> **Aim of the exercise**: Please read the records below and return each line holding the string "that".

(Component data from apps and pages)
·····

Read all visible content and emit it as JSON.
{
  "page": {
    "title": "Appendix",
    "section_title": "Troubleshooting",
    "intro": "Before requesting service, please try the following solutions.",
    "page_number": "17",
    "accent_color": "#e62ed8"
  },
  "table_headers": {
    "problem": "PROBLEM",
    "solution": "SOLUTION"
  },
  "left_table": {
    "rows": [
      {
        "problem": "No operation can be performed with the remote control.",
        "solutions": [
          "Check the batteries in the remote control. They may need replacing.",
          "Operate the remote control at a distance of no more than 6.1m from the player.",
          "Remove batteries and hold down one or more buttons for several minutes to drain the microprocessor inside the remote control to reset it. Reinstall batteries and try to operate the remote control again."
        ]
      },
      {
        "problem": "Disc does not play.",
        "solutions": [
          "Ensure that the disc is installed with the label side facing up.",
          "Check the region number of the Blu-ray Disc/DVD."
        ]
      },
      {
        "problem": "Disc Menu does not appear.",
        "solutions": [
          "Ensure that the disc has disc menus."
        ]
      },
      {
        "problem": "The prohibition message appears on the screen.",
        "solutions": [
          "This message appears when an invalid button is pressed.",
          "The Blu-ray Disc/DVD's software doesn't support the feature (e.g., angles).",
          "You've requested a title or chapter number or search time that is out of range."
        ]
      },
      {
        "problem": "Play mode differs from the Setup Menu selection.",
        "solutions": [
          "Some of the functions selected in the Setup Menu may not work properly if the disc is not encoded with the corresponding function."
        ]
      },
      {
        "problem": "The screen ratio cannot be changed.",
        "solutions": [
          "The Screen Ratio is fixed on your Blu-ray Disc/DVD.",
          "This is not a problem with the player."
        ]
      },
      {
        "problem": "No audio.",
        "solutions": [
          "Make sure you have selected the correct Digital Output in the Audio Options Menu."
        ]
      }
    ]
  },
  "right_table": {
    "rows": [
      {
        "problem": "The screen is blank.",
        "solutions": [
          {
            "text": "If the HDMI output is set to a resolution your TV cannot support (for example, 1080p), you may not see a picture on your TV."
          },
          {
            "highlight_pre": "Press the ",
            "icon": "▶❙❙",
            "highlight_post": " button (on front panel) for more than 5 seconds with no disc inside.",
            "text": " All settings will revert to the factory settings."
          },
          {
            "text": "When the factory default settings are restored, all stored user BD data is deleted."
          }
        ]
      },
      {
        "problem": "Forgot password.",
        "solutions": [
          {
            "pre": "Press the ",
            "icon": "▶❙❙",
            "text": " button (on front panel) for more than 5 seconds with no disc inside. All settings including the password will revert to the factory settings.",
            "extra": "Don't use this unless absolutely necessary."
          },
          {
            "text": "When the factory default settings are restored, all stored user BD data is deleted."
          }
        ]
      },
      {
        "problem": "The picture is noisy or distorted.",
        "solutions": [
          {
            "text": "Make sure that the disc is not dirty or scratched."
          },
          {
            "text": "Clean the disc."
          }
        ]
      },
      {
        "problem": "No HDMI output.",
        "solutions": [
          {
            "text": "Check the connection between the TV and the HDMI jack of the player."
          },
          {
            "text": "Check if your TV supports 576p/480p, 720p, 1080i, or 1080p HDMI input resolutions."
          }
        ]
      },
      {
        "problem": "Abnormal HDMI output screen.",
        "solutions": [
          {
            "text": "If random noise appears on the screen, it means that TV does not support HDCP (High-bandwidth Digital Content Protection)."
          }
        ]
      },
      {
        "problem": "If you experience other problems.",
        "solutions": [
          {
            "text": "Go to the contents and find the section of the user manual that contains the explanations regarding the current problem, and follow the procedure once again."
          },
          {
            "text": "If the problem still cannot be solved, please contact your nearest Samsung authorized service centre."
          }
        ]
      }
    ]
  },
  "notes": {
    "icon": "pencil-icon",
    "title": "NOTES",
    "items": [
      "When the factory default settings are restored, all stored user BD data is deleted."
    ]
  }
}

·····

> **Response**:
          "Ensure that the disc is installed with the label side facing up.",
          "Ensure that the disc has disc menus."
          "You've requested a title or chapter number or search time that is out of range."
            "text": "Make sure that the disc is not dirty or scratched."
            "text": "If random noise appears on the screen, it means that TV does not support HDCP (High-bandwidth Digital Content Protection)."
            "text": "Go to the contents and find the section of the user manual that contains the explanations regarding the current problem, and follow the procedure once again."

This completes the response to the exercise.